How can "expand" the combat system of a Souls Like? Easy: insert a dismemberment system with rewards, offensive companion style drones, the directional parade and then it speeds up the mobility of the character, just enough to make everything more hectic.
This is, in very large lines, what the guys at Deck 13 have tried to do with their creature, and the result is certainly satisfying, punitive as never before. And yet there is more: the difficulty of a title like Dark Souls is that the logic of approach to combat is many and all complex; there are numerous combinations of micro-patterns that are often difficult to read, which require very high and constant attention, and also a great deal of reflexes.
In The Surge 2 all this is, but to a lesser extent, since the attack sequences of enemies are sometimes simpler. The damage inflicted is still high, as well as the intransigence that regulates the so-called "action windows".
Rather than copying the From system into the trunk, the developers added other variables, turning the experience into something faithful to the paradigm and also quite different.
And this, of course, is something we really enjoyed. The blue energy bar immediately leaps to the eye, and is in practice a kind of kinetic force that accumulates by fighting, necessary to activate some specific skills such as care. Even the glorious parry is fundamental since it allows to unbalance the enemy gaining a real advantage, not to mention the stamina, which imposes the rhythm of each fight and so on.
In any case, perhaps more than all the rest, the central (and unpublished) element is the directional parade. Basically we will have four directions to choose from with the lever, so as to accommodate the incoming blow with the correct posture and avoid the impact. Observing the animations and understanding the times will be vital, since some details are intentionally ambiguous, designed to deceive our guard.
The idea of dismemberment, on the other hand, is doubly brilliant: once exhausted an opponent we can choose to aim the decisive blow at a specific limb, which however will have a more or less high resistance depending on the degree of armor. Once the destination is decided, a mini-cutscene will start, which will see us violently sever the "piece" of the enemy.

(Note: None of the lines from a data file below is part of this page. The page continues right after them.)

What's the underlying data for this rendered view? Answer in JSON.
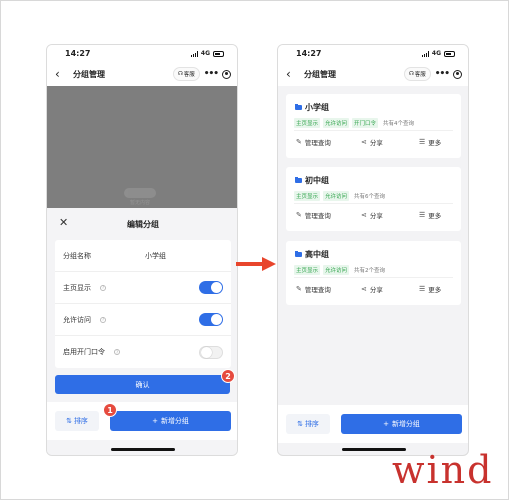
{
  "status": {
    "time": "14:27",
    "network": "4G"
  },
  "nav": {
    "title": "分组管理",
    "service_label": "客服",
    "more": "•••"
  },
  "left": {
    "empty_hint": "暂无内容",
    "sheet": {
      "title": "编辑分组",
      "close": "✕",
      "rows": {
        "name_label": "分组名称",
        "name_value": "小学组",
        "home_label": "主页显示",
        "home_on": true,
        "access_label": "允许访问",
        "access_on": true,
        "code_label": "启用开门口令",
        "code_on": false
      },
      "confirm": "确认"
    },
    "badge_confirm": "2",
    "badge_add": "1"
  },
  "bottom": {
    "sort": "排序",
    "sort_icon": "⇅",
    "add": "新增分组",
    "add_icon": "+"
  },
  "right": {
    "cards": [
      {
        "title": "小学组",
        "tags": [
          "主页显示",
          "允许访问",
          "开门口令"
        ],
        "count": "共有4个查询"
      },
      {
        "title": "初中组",
        "tags": [
          "主页显示",
          "允许访问"
        ],
        "count": "共有6个查询"
      },
      {
        "title": "高中组",
        "tags": [
          "主页显示",
          "允许访问"
        ],
        "count": "共有2个查询"
      }
    ],
    "actions": {
      "manage": "管理查询",
      "share": "分享",
      "more": "更多"
    }
  },
  "icons": {
    "back": "chevron-left-icon",
    "headset": "headset-icon",
    "target": "target-icon",
    "folder": "folder-icon",
    "edit": "edit-icon",
    "share": "share-icon",
    "menu": "menu-icon",
    "arrow": "arrow-right-icon"
  },
  "colors": {
    "primary": "#2f6ee6",
    "badge": "#e64b3f",
    "tag_text": "#2fa34a",
    "tag_bg": "#e8f6ec",
    "arrow": "#e8452c",
    "watermark": "#c8322e"
  },
  "watermark": "wind"
}
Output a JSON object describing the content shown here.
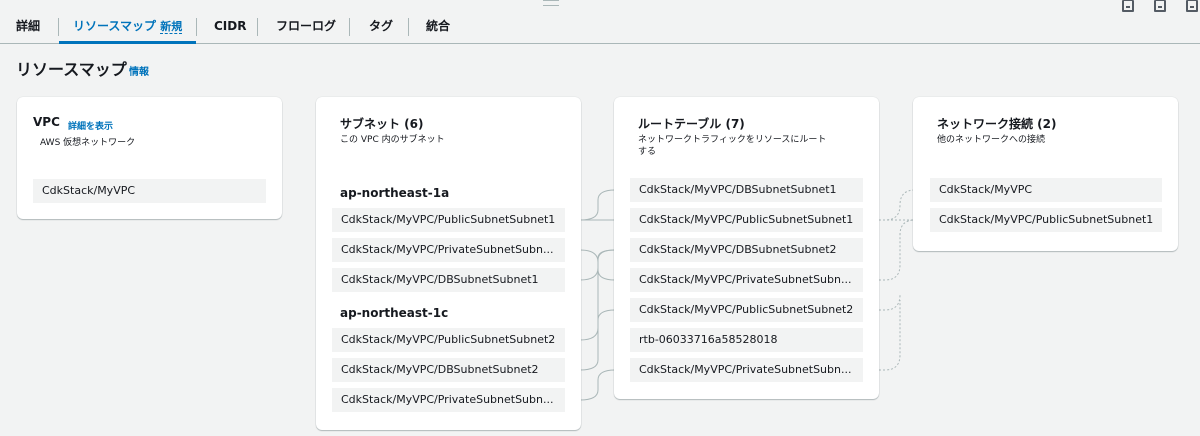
{
  "tabs": [
    {
      "label": "詳細"
    },
    {
      "label": "リソースマップ",
      "badge": "新規"
    },
    {
      "label": "CIDR"
    },
    {
      "label": "フローログ"
    },
    {
      "label": "タグ"
    },
    {
      "label": "統合"
    }
  ],
  "page": {
    "title": "リソースマップ",
    "info_link": "情報"
  },
  "vpc_card": {
    "title": "VPC",
    "detail_link": "詳細を表示",
    "description": "AWS 仮想ネットワーク",
    "items": [
      "CdkStack/MyVPC"
    ]
  },
  "subnets_card": {
    "title": "サブネット (6)",
    "description": "この VPC 内のサブネット",
    "groups": [
      {
        "az": "ap-northeast-1a",
        "items": [
          "CdkStack/MyVPC/PublicSubnetSubnet1",
          "CdkStack/MyVPC/PrivateSubnetSubn...",
          "CdkStack/MyVPC/DBSubnetSubnet1"
        ]
      },
      {
        "az": "ap-northeast-1c",
        "items": [
          "CdkStack/MyVPC/PublicSubnetSubnet2",
          "CdkStack/MyVPC/DBSubnetSubnet2",
          "CdkStack/MyVPC/PrivateSubnetSubn..."
        ]
      }
    ]
  },
  "route_tables_card": {
    "title": "ルートテーブル (7)",
    "description_line1": "ネットワークトラフィックをリソースにルート",
    "description_line2": "する",
    "items": [
      "CdkStack/MyVPC/DBSubnetSubnet1",
      "CdkStack/MyVPC/PublicSubnetSubnet1",
      "CdkStack/MyVPC/DBSubnetSubnet2",
      "CdkStack/MyVPC/PrivateSubnetSubn...",
      "CdkStack/MyVPC/PublicSubnetSubnet2",
      "rtb-06033716a58528018",
      "CdkStack/MyVPC/PrivateSubnetSubn..."
    ]
  },
  "network_card": {
    "title": "ネットワーク接続 (2)",
    "description": "他のネットワークへの接続",
    "items": [
      "CdkStack/MyVPC",
      "CdkStack/MyVPC/PublicSubnetSubnet1"
    ]
  },
  "colors": {
    "accent": "#0073bb",
    "background": "#f2f3f3",
    "chip": "#f2f3f3",
    "connector": "#aab7b8"
  },
  "icons": [
    "drag-handle-icon",
    "window-icon"
  ]
}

The point is that every limb brings with it a specific drop, necessary for character upgrades, so we must also consider this variation: understanding what we need and insisting or not (sometimes even extending battle times) to bring it to us home. Besides being fun and "new", this approach is inextricably linked to the mechanics of progression (and farming).
It goes without saying that all this is inextricably linked to the dynamics of crafting: the menu is vast and articulated, and is divided into several categories, among which the one of the plants stands out, perhaps even more important than the traditional section "statistics ". From the enemies in fact you can collect not only materials, weapons or objects, but also projects, to be used to create a wide range of physical improvements: it is a feature that represents the very core of the gameplay, and for now it has seemed remarkably multifaceted and stimulating.
In all this, however, it must be said that the behavior of the adversaries has not always proved satisfactory ; the individual's AI certainly does not excel, and at times it seemed to us that they detected our presence almost automatically, as if they were equipped with a super-view. In addition, the damage is very high and some gunshots seem impossible to block. Moreover, and this has really bothered us, the parade posture cannot be superimposed on the dodging movement, a limit that renders the fight unnecessarily woody.
Here, we would like the difficulty of the game to be well calibrated, and to do without these expedients, focusing more on the facets of the already excellent mechanics inserted. We hope that Deck 13 has the opportunity to retouch these and other small smears, which are also present in the old title, because if this were so The Surge 2 could finally explain its glass and metal wings and be noticed by the general public.